Eko Yulianto, acting director of money management at Bank Indonesia, told Reuters that with the new regulation, the bank aims to reduce current demand of at least $6 billion each month for domestic transactions.
“We don’t want a dollarized economy so we need to uphold the sovereignty of the rupiah,” Eko told reporters at a briefing. “There are still a lot of transactions using foreign exchange and that has added to the pressure on our exchange rate.” He cited as examples the textile, pharmaceutical, chemical and oil and gas sectors where companies often use the dollar for domestic payments. Cash transactions in foreign currencies have been banned since 2011
“We have no idea yet how to respond. There was no consultation. We are just trying to figure out what to do,” said one multinational company executive.
Other companies worry about a staggering 40 percent target to increase tax collections for 2015 over the previous year. The drive has resulted not in an increase in the small number of Indonesians who actually pay taxes but still more actions against companies who suddenly find routine logistic deductions and other charges denied. In the first quarter, tax collection did not even reach levels from a year earlier.
Some see the Asia-Africa summit as a symbol of what may be going wrong. The landmark 1955 event was the first gathering of what became the non-aligned movement. The leaders of that generation of newly independent countries were overwhelmingly socialist in orientation and countries like China and India eventually gave up on inward-looking economic prescriptions.

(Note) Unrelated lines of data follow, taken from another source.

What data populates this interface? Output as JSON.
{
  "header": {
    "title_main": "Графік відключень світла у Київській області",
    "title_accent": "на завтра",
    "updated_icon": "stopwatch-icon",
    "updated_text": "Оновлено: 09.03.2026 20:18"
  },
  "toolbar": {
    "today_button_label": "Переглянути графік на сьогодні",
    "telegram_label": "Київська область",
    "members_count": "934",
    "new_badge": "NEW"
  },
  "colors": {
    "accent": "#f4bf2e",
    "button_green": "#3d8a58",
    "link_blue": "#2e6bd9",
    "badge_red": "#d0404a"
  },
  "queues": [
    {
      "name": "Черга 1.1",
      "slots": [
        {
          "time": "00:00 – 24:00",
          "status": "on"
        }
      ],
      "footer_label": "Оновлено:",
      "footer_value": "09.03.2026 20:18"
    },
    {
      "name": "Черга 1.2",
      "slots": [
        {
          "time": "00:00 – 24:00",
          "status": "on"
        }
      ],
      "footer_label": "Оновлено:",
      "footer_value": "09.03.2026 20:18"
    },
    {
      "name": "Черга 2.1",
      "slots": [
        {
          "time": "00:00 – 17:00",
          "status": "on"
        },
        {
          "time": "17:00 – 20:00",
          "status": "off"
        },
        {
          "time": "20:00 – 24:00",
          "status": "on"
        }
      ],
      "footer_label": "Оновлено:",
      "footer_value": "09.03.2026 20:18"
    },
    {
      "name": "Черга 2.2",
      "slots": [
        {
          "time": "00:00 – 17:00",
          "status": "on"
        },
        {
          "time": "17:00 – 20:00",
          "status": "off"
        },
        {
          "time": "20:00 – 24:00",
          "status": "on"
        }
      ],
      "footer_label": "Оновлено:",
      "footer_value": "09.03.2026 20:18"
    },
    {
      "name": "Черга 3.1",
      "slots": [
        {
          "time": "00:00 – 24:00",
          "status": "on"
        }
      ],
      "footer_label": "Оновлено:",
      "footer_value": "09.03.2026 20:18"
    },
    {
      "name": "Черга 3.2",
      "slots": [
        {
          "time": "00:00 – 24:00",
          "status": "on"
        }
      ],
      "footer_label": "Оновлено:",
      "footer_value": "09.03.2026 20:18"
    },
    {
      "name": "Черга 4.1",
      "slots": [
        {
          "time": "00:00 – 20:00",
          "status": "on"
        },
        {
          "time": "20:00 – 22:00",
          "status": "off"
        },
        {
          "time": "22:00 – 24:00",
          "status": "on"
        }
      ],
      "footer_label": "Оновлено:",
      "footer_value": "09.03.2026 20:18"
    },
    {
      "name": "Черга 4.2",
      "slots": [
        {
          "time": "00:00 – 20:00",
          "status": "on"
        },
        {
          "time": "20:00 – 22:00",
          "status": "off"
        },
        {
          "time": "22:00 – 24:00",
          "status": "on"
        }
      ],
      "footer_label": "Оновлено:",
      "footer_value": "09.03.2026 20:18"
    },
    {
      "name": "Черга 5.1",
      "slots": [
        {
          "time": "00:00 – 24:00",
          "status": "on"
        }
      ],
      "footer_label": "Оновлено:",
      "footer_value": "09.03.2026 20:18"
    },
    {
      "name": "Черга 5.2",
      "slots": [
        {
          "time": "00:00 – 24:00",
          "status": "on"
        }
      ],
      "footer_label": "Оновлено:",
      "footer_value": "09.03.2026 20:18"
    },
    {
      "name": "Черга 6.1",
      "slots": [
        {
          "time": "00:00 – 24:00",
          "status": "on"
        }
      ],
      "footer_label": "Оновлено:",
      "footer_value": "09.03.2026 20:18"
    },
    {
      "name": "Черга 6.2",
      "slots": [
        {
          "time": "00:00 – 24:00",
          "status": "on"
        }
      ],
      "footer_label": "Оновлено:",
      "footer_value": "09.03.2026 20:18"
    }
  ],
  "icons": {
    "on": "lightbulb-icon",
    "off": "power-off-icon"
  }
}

But the 1955 summit was a high point for Indonesia’s founding President Sukarno and the week-long commemoration taking place in both Jakarta and Bandung is an opportunity for Indonesia to celebrate nationalism and underscore current feelings.
Jokowi, beset by domestic political problems, seemingly has little control over ministries and little strategic sense of where the economy is going. One very senior former cabinet minister said recently, “Nobody has a big picture. There is no strategy at work in guiding economic policies.” Jokowi may be good at solving some problems and identifying things to manage in a city, the former official said, “But there is nobody with a vision of where the country is going or how policies fit together.”